April 27. 2010 2:00AM - Last modified: March 14. 2012 3:40PM

Biden & Geithner stump at UWM for financial industry reform

  

Vice President Joe Biden and U.S. Treasury Secretary Timothy Geithner urged students at the University of Wisconsin-Milwaukee to support new and increased regulations on the financial services industry, including the stock market.

"I have a strong plea for my colleagues – to get on with the business of attending to the business of the American people," Biden said at the White House's Middle Class Task Force Town Hall Meeting today at UWM. "We all agree that things have gotten a bit out of control and that the status quo is unacceptable. It's time to update the rules for the 21st century."

Republicans in the U.S. Senate are now filibustering President Barack Obama's financial reform plans.

Biden said new regulations on Wall Street are the most important piece of a financial industry overhaul. He said the new rules will: ensure that consumers are protected against unfair and predatory practices; make the derivatives market more transparent; require banks to hold more capital to cover their loans; and break up large banks if they fail.

"Never again should the government bail out a bank or watch the economy implode," Biden said. "This is a big deal, at a time that matters that we get it right, that we get the shady credit default swaps under control and put things on the level again. What people are upset about is that they don't think things are on the level."

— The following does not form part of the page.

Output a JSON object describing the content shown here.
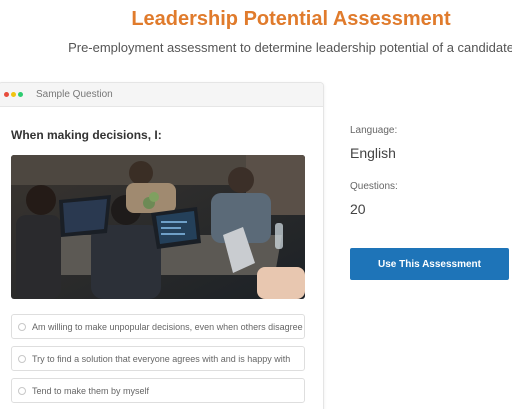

Geithner said the new regulations will not stifle Wall Street or the American economy, but will improve financial performance and the financial well-being of the nation's middle class.

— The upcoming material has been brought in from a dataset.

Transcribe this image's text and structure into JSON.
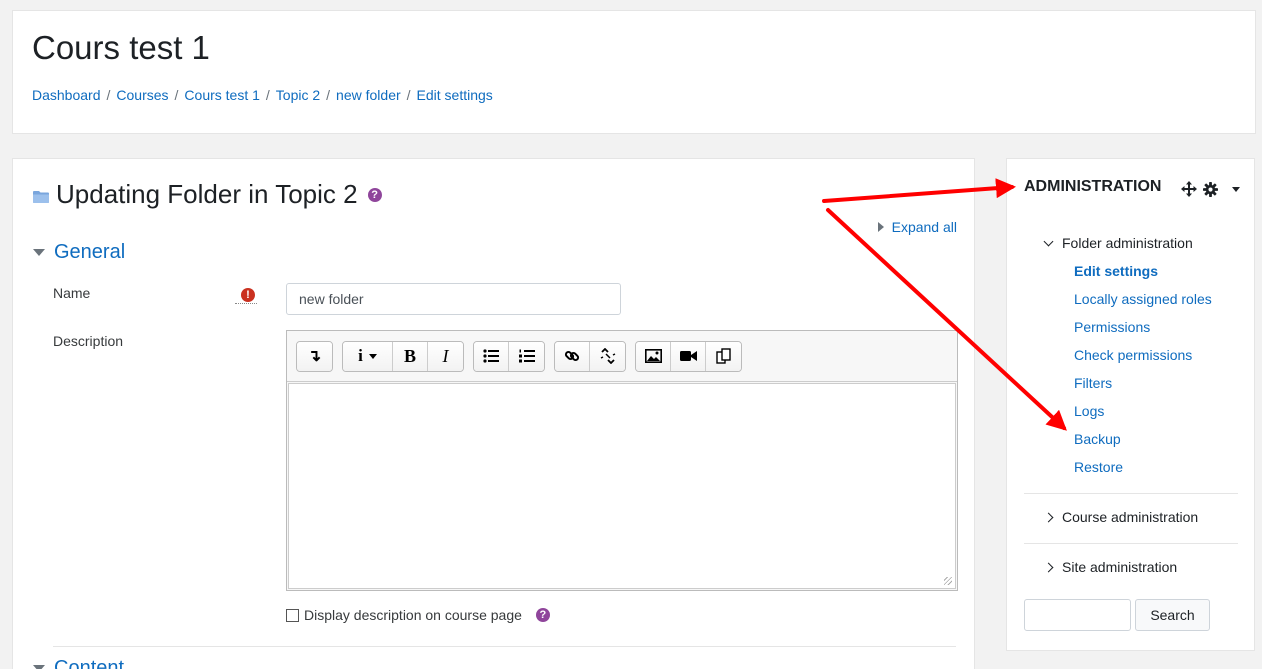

"Financial reform is about protecting the security of all Americans," Geithner said. "It is about protecting customers from fraud and abuse. It is about providing a stable source of affordable credit and capital to businesses. It is about protecting the American taxpayer from having to bear the burden of mistakes on Wall Street. It is about making sure that when banks make mistakes, they take responsibility for those mistakes."

Earlier today, officials from Goldman Sachs Group Inc. tried to defend themselves in hearings called by Senate Democrats. The Securities and Exchange Commission has filed a civil fraud complaint against Goldman and one executive, Fabrice Tourre, claiming they misled investors on collateralized debt obligations.

Sen. Carl Levin (D-Mich.), chairman of the Senate's Permanent Subcommittee on Investigations, said the firm's conduct of betting against mortgage-related securities that it sold to clients "brings into question the whole function" of Wall Street.

Levin focused on one internal e-mail in which a Goldman executive referred to a "sh-tty deal."

"How much of that sh-tty deal did you sell to your clients?" Levin asked Daniel Sparks, former head of Goldman Sachs' Mortgage Department. "You knew it was a sh-tty deal, and you didn't tell your clients … Does that bother you at all?"

If the proposed financial regulations are passed, they will help rebuild the American economy, similar to new regulations passed in the wake of the Great Depression, Biden said.

"When you strip it all away … what you see is that this has gone on before," Biden said. "What matters is that your grandparents' generation set up rules that helped create the most powerful economy the world has ever seen. What we have to do is do it again. The underlying principles are the same."

In the same breath, Biden said government will not rebuild the American economy.

"The free market is a really cool thing - there's nothing like it," Biden said. "They say that Wall Street reform will stifle innovation. Since when does telling the truth stifle innovation?"


Eric Decker is a reporter for BizTimes Milwaukee who covers the financial services industry.


advertisement
advertisement